a number 1)
Numbers in angle brackets are real numbers, in square brackets are integers
Naturally, the brackets do not appear in the actual file (but the colons
Blank lines and white space should be ignored
Lines with a ‘#’ as the first character are comments and should be
Colors should be specified in the range [0.0, 1.0]
Angles should be in degrees, and refer to the full angle (as opposed
to the half angle)
# comment lines start with # and may appear anywhere
RESOLUTION: [x resolution] [y resolution]
FIELD_OF_VIEW: <full x field-of-view>
BACKGROUND: <red> <green> <blue>
NUM_LIGHTS: [number of lights]
POSITION: <x> <y> <z>
DIRECTION: <x> <y> <z>
INTENSITY: <red> <green> <blue>
#in other words, one LIGHT…ENDLIGHT block for each light
NUM_SPHERES: <number of spheres>
#similarly, one SPHERE…ENDSPHERE block for each sphere
CENTER: <x> <y> <z>
DIFFUSE_COLOR: <red> <green> <blue>
SPECULAR_COLOR: <red> <green> <blue>
I have made this format as simple as possible to parse, with little
room for variation except white space and number of lights, spheres, etc.
You can write your parser by hand or use lex/yacc to generate a parser.
If you use lex/yacc, do include the properly-generated .c and .h files
with your program source as well as the original lex and yacc input files.
Final Words of Encouragement
Good luck on your first assignment. I hope that in addition to being a
lot of work, it provides you with some fun and satisfying moments. Remember
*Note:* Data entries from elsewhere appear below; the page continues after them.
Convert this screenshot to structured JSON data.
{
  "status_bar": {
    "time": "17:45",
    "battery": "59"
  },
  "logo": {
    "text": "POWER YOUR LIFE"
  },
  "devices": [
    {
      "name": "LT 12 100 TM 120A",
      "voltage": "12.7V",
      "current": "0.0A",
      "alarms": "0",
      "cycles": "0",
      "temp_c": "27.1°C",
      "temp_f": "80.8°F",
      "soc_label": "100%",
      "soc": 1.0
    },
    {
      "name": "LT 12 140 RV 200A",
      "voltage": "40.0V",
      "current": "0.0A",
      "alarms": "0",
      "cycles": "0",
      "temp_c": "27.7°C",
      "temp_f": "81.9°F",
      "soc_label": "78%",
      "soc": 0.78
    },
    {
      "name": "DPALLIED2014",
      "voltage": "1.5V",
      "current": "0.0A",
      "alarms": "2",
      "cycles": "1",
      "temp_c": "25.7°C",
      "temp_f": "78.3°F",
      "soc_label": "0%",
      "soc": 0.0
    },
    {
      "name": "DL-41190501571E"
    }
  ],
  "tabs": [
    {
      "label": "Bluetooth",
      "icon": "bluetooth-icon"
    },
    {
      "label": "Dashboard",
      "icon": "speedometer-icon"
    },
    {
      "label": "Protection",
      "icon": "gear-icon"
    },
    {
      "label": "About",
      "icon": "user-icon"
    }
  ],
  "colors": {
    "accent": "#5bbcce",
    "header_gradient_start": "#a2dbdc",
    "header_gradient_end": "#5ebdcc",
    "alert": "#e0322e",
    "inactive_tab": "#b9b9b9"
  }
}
that I'm available to answer questions in class, by e-mail, or by appointment.
September 20, 1999